Extradition • Fugitives • Runaway
The International Standard Bible Encyclopedia, Revised
Fugitive [Heb nû (a)ʿ, ‘wander’, ‘be unstable’] (Gen. 4:12, 14); NEB VAGRANT; [pālîṭ, pālêṭ—‘escaped one’] (Nu. 21:29; Jgs. 12:4f.; Jer. 44:14; Ezk. 24:26f.; 33:22; Ob. 14); AV (HE THAT) ESCAPED; NEB also ESCAPE (omits in Jgs. 12:4); [nûs—‘flee,’ ‘escape’] (Prov. 28:17; Jer. 48:45); AV FLEE;
The Wycliffe Bible Encyclopedia
FUGITIVE. A translation of five Heb. words with varying shades of meaning. The Heb. bārɩ̂aḥ means “one who flees or escapes” (Isa 15:5), as does mibrāḥ (Ezk 17:21); nûa‘ means “a roamer” “rover,” “wanderer” (Gen 4:12, 14); nōpēl, “a deserter” (2 Kgs 25:11), and likewise pālɩ̂t (Jdg 12:4). See
The New Unger’s Bible Dictionary
FUGITIVE. The rendering of several Heb. words, meaning to “wander,” a “refugee,” “deserter,” etc. (Judg. 12:4; Isa. 15:5).
Easton’s Bible Dictionary
FugitiveGen. 4:12, 14, a rover or wanderer (Heb. na); Judg. 12:4, a refugee, one who has escaped (Heb. palit); 2 Kings 25:11, a deserter, one who has fallen away to the enemy (Heb. nophel); Ezek. 17:21, one who has broken away in flight (Heb. mibrah); Isa. 15:5; 43:14, a breaker away, a fugitive (Heb.
Dictionary of Biblical Imagery
RunawayA runaway, or fugitive, is a person in flight from a threat. The person in flight may be either innocent of wrongdoing or guilty of a crime that necessitated the flight. Related motifs include exile, foreigner, wanderer and outcast, or castaway.
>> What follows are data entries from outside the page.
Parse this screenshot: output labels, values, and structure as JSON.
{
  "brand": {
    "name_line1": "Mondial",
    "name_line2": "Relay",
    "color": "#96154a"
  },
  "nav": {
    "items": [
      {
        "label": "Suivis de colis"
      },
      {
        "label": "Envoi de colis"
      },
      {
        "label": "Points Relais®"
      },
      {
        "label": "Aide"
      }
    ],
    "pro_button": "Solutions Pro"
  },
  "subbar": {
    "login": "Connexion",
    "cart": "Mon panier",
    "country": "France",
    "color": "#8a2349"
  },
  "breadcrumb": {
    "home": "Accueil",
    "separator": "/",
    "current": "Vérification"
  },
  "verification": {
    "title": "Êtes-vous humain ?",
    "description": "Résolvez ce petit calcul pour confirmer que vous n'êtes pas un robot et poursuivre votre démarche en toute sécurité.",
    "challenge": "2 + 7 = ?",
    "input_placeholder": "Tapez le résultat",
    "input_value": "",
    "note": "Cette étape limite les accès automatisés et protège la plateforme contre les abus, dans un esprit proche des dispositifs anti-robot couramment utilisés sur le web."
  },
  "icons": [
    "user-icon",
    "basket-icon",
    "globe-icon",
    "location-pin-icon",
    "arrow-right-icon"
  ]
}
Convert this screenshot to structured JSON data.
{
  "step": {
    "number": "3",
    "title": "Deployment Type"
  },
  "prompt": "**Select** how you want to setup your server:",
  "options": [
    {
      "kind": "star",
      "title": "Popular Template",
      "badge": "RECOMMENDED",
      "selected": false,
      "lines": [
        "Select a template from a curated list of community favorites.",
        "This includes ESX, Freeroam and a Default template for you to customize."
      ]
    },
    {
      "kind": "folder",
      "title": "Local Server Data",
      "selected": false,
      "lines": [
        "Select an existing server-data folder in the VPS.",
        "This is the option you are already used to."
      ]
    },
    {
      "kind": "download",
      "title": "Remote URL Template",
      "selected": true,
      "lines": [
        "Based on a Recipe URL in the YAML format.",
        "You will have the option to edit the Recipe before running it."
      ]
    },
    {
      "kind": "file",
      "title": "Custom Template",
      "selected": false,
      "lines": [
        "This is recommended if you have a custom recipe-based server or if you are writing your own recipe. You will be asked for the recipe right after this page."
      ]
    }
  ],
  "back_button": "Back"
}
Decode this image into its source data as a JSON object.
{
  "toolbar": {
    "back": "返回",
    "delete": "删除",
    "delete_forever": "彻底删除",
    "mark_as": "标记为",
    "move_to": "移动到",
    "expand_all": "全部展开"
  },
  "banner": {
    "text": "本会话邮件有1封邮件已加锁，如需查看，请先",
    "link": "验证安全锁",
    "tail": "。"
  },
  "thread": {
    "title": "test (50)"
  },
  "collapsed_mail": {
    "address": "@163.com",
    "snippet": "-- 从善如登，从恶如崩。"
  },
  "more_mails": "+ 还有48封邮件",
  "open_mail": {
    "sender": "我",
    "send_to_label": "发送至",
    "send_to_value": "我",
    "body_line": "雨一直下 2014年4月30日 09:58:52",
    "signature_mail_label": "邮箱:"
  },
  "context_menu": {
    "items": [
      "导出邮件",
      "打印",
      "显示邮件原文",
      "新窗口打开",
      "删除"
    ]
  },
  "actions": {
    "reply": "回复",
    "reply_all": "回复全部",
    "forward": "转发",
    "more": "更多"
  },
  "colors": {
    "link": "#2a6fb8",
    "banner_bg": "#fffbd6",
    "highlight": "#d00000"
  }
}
The state of a runaway is constant restlessness
International Standard Bible Encyclopedia
FUGITIVE<fu’-ji-tiv> ([פָּלִיט‎, paliT], from [פָּלַט‎, palaT], “to escape”; [נָע‎, ], from [נוּעַ‎, nuà], “to waver”; [נֹפֵל‎, nophel], from [נָפַל‎, naphal], “to fall”; [בָּריחַ‎, bariach], [בְּרִיחַ‎, beriach] and [מִבְרָח‎, mibhrach], from [בָּרַח‎, barach], “to flee”): One who flees from danger
The International Standard Bible Encyclopaedia, Volumes 1–5
FUGITIVE, fūʹji-tiv (פָּלִיט‎, pālīṭ, from פָּלַט‎, pālāṭ, “to escape”; נָע‎, nāʽ, from נוּעַ‎, aʽ, “to waver”; נֹפֵל‎, nōphēl, from נָפַל‎, nāphal, “to fall”; בָּריחַ‎, bārīa, בְּרִיחַ‎, bea, and מִבְרָח‎, mibhrāḥ, from בָּרַח‎, bāraḥ, “to flee”): One who flees from danger (Isa 15:5;